[Stored dataset items]

————

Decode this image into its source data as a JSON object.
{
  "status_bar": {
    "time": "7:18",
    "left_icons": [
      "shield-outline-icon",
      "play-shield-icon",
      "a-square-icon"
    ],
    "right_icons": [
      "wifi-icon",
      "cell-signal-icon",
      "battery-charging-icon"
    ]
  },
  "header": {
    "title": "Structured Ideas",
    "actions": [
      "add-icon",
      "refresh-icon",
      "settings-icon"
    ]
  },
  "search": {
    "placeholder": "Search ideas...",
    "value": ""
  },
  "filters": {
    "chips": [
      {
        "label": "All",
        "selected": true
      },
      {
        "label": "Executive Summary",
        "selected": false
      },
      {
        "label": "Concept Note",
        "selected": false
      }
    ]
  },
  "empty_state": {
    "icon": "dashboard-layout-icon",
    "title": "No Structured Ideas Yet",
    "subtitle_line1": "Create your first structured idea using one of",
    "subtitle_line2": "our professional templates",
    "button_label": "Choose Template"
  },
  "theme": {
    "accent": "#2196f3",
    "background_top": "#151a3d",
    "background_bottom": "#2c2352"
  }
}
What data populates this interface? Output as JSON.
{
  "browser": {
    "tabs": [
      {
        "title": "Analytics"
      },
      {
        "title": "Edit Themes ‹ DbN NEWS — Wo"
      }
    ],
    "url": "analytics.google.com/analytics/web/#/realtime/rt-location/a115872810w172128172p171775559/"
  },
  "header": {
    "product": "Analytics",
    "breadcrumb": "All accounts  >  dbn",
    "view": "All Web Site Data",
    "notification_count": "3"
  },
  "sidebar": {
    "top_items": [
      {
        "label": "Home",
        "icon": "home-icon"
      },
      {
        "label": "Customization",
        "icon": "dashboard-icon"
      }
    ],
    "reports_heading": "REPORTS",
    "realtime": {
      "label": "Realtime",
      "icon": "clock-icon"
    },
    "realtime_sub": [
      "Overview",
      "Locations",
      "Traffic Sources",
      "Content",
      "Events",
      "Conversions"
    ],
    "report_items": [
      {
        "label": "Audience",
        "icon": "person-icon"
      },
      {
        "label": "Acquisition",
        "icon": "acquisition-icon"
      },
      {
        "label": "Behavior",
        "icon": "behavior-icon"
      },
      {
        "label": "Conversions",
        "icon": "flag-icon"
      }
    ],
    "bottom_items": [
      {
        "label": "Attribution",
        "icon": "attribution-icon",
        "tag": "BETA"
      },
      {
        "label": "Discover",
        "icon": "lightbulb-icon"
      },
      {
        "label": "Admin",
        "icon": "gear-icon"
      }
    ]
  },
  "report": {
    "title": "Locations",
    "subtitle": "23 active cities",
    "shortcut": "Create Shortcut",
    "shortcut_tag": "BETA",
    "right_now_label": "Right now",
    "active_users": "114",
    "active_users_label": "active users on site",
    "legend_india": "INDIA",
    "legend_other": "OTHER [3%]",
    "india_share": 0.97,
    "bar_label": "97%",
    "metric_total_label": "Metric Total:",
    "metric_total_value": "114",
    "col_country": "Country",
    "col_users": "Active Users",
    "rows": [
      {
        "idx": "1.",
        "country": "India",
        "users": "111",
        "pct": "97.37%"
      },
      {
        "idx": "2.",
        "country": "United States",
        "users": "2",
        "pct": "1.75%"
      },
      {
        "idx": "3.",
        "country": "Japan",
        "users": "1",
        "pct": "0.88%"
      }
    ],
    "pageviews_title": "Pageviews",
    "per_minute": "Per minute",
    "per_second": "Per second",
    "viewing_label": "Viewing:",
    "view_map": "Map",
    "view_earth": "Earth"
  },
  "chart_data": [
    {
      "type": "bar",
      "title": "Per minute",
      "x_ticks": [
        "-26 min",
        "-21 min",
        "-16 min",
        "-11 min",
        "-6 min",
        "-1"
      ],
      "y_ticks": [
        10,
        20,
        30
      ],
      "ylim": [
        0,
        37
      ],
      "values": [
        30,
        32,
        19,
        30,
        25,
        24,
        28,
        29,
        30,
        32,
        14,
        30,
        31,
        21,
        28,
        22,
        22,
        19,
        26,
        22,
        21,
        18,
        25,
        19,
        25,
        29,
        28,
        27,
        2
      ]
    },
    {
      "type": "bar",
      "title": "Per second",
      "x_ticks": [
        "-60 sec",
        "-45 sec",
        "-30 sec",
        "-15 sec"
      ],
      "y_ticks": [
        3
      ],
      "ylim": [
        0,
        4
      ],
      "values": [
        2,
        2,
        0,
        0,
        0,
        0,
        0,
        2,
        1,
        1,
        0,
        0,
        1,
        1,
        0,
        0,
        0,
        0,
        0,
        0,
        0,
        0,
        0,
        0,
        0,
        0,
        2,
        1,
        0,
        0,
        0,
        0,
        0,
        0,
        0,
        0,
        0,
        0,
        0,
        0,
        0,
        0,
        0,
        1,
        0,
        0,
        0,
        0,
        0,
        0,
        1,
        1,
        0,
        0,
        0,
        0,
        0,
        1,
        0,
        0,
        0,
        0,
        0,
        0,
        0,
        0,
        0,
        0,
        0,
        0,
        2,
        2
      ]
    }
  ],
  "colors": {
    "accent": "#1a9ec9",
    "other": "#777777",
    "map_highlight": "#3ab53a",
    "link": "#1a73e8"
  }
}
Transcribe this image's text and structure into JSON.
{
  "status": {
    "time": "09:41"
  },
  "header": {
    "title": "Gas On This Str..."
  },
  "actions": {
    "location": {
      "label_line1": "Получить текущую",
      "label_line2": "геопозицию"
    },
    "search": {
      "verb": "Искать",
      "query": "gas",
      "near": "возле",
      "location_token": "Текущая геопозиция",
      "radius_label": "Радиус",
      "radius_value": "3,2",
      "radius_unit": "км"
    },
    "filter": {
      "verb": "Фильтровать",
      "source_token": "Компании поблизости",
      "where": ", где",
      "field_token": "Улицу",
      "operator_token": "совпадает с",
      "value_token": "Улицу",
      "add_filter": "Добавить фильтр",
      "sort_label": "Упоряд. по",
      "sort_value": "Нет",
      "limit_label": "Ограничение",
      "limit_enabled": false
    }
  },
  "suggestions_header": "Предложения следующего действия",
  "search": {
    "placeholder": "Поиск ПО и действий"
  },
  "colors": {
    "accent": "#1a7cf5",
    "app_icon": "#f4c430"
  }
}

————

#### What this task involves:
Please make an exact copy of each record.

#### The completed task:
Decode this image into its source data as a JSON object.
{
  "status_bar": {
    "time": "7:18",
    "left_icons": [
      "shield-outline-icon",
      "play-shield-icon",
      "a-square-icon"
    ],
    "right_icons": [
      "wifi-icon",
      "cell-signal-icon",
      "battery-charging-icon"
    ]
  },
  "header": {
    "title": "Structured Ideas",
    "actions": [
      "add-icon",
      "refresh-icon",
      "settings-icon"
    ]
  },
  "search": {
    "placeholder": "Search ideas...",
    "value": ""
  },
  "filters": {
    "chips": [
      {
        "label": "All",
        "selected": true
      },
      {
        "label": "Executive Summary",
        "selected": false
      },
      {
        "label": "Concept Note",
        "selected": false
      }
    ]
  },
  "empty_state": {
    "icon": "dashboard-layout-icon",
    "title": "No Structured Ideas Yet",
    "subtitle_line1": "Create your first structured idea using one of",
    "subtitle_line2": "our professional templates",
    "button_label": "Choose Template"
  },
  "theme": {
    "accent": "#2196f3",
    "background_top": "#151a3d",
    "background_bottom": "#2c2352"
  }
}
What data populates this interface? Output as JSON.
{
  "browser": {
    "tabs": [
      {
        "title": "Analytics"
      },
      {
        "title": "Edit Themes ‹ DbN NEWS — Wo"
      }
    ],
    "url": "analytics.google.com/analytics/web/#/realtime/rt-location/a115872810w172128172p171775559/"
  },
  "header": {
    "product": "Analytics",
    "breadcrumb": "All accounts  >  dbn",
    "view": "All Web Site Data",
    "notification_count": "3"
  },
  "sidebar": {
    "top_items": [
      {
        "label": "Home",
        "icon": "home-icon"
      },
      {
        "label": "Customization",
        "icon": "dashboard-icon"
      }
    ],
    "reports_heading": "REPORTS",
    "realtime": {
      "label": "Realtime",
      "icon": "clock-icon"
    },
    "realtime_sub": [
      "Overview",
      "Locations",
      "Traffic Sources",
      "Content",
      "Events",
      "Conversions"
    ],
    "report_items": [
      {
        "label": "Audience",
        "icon": "person-icon"
      },
      {
        "label": "Acquisition",
        "icon": "acquisition-icon"
      },
      {
        "label": "Behavior",
        "icon": "behavior-icon"
      },
      {
        "label": "Conversions",
        "icon": "flag-icon"
      }
    ],
    "bottom_items": [
      {
        "label": "Attribution",
        "icon": "attribution-icon",
        "tag": "BETA"
      },
      {
        "label": "Discover",
        "icon": "lightbulb-icon"
      },
      {
        "label": "Admin",
        "icon": "gear-icon"
      }
    ]
  },
  "report": {
    "title": "Locations",
    "subtitle": "23 active cities",
    "shortcut": "Create Shortcut",
    "shortcut_tag": "BETA",
    "right_now_label": "Right now",
    "active_users": "114",
    "active_users_label": "active users on site",
    "legend_india": "INDIA",
    "legend_other": "OTHER [3%]",
    "india_share": 0.97,
    "bar_label": "97%",
    "metric_total_label": "Metric Total:",
    "metric_total_value": "114",
    "col_country": "Country",
    "col_users": "Active Users",
    "rows": [
      {
        "idx": "1.",
        "country": "India",
        "users": "111",
        "pct": "97.37%"
      },
      {
        "idx": "2.",
        "country": "United States",
        "users": "2",
        "pct": "1.75%"
      },
      {
        "idx": "3.",
        "country": "Japan",
        "users": "1",
        "pct": "0.88%"
      }
    ],
    "pageviews_title": "Pageviews",
    "per_minute": "Per minute",
    "per_second": "Per second",
    "viewing_label": "Viewing:",
    "view_map": "Map",
    "view_earth": "Earth"
  },
  "chart_data": [
    {
      "type": "bar",
      "title": "Per minute",
      "x_ticks": [
        "-26 min",
        "-21 min",
        "-16 min",
        "-11 min",
        "-6 min",
        "-1"
      ],
      "y_ticks": [
        10,
        20,
        30
      ],
      "ylim": [
        0,
        37
      ],
      "values": [
        30,
        32,
        19,
        30,
        25,
        24,
        28,
        29,
        30,
        32,
        14,
        30,
        31,
        21,
        28,
        22,
        22,
        19,
        26,
        22,
        21,
        18,
        25,
        19,
        25,
        29,
        28,
        27,
        2
      ]
    },
    {
      "type": "bar",
      "title": "Per second",
      "x_ticks": [
        "-60 sec",
        "-45 sec",
        "-30 sec",
        "-15 sec"
      ],
      "y_ticks": [
        3
      ],
      "ylim": [
        0,
        4
      ],
      "values": [
        2,
        2,
        0,
        0,
        0,
        0,
        0,
        2,
        1,
        1,
        0,
        0,
        1,
        1,
        0,
        0,
        0,
        0,
        0,
        0,
        0,
        0,
        0,
        0,
        0,
        0,
        2,
        1,
        0,
        0,
        0,
        0,
        0,
        0,
        0,
        0,
        0,
        0,
        0,
        0,
        0,
        0,
        0,
        1,
        0,
        0,
        0,
        0,
        0,
        0,
        1,
        1,
        0,
        0,
        0,
        0,
        0,
        1,
        0,
        0,
        0,
        0,
        0,
        0,
        0,
        0,
        0,
        0,
        0,
        0,
        2,
        2
      ]
    }
  ],
  "colors": {
    "accent": "#1a9ec9",
    "other": "#777777",
    "map_highlight": "#3ab53a",
    "link": "#1a73e8"
  }
}
Transcribe this image's text and structure into JSON.
{
  "status": {
    "time": "09:41"
  },
  "header": {
    "title": "Gas On This Str..."
  },
  "actions": {
    "location": {
      "label_line1": "Получить текущую",
      "label_line2": "геопозицию"
    },
    "search": {
      "verb": "Искать",
      "query": "gas",
      "near": "возле",
      "location_token": "Текущая геопозиция",
      "radius_label": "Радиус",
      "radius_value": "3,2",
      "radius_unit": "км"
    },
    "filter": {
      "verb": "Фильтровать",
      "source_token": "Компании поблизости",
      "where": ", где",
      "field_token": "Улицу",
      "operator_token": "совпадает с",
      "value_token": "Улицу",
      "add_filter": "Добавить фильтр",
      "sort_label": "Упоряд. по",
      "sort_value": "Нет",
      "limit_label": "Ограничение",
      "limit_enabled": false
    }
  },
  "suggestions_header": "Предложения следующего действия",
  "search": {
    "placeholder": "Поиск ПО и действий"
  },
  "colors": {
    "accent": "#1a7cf5",
    "app_icon": "#f4c430"
  }
}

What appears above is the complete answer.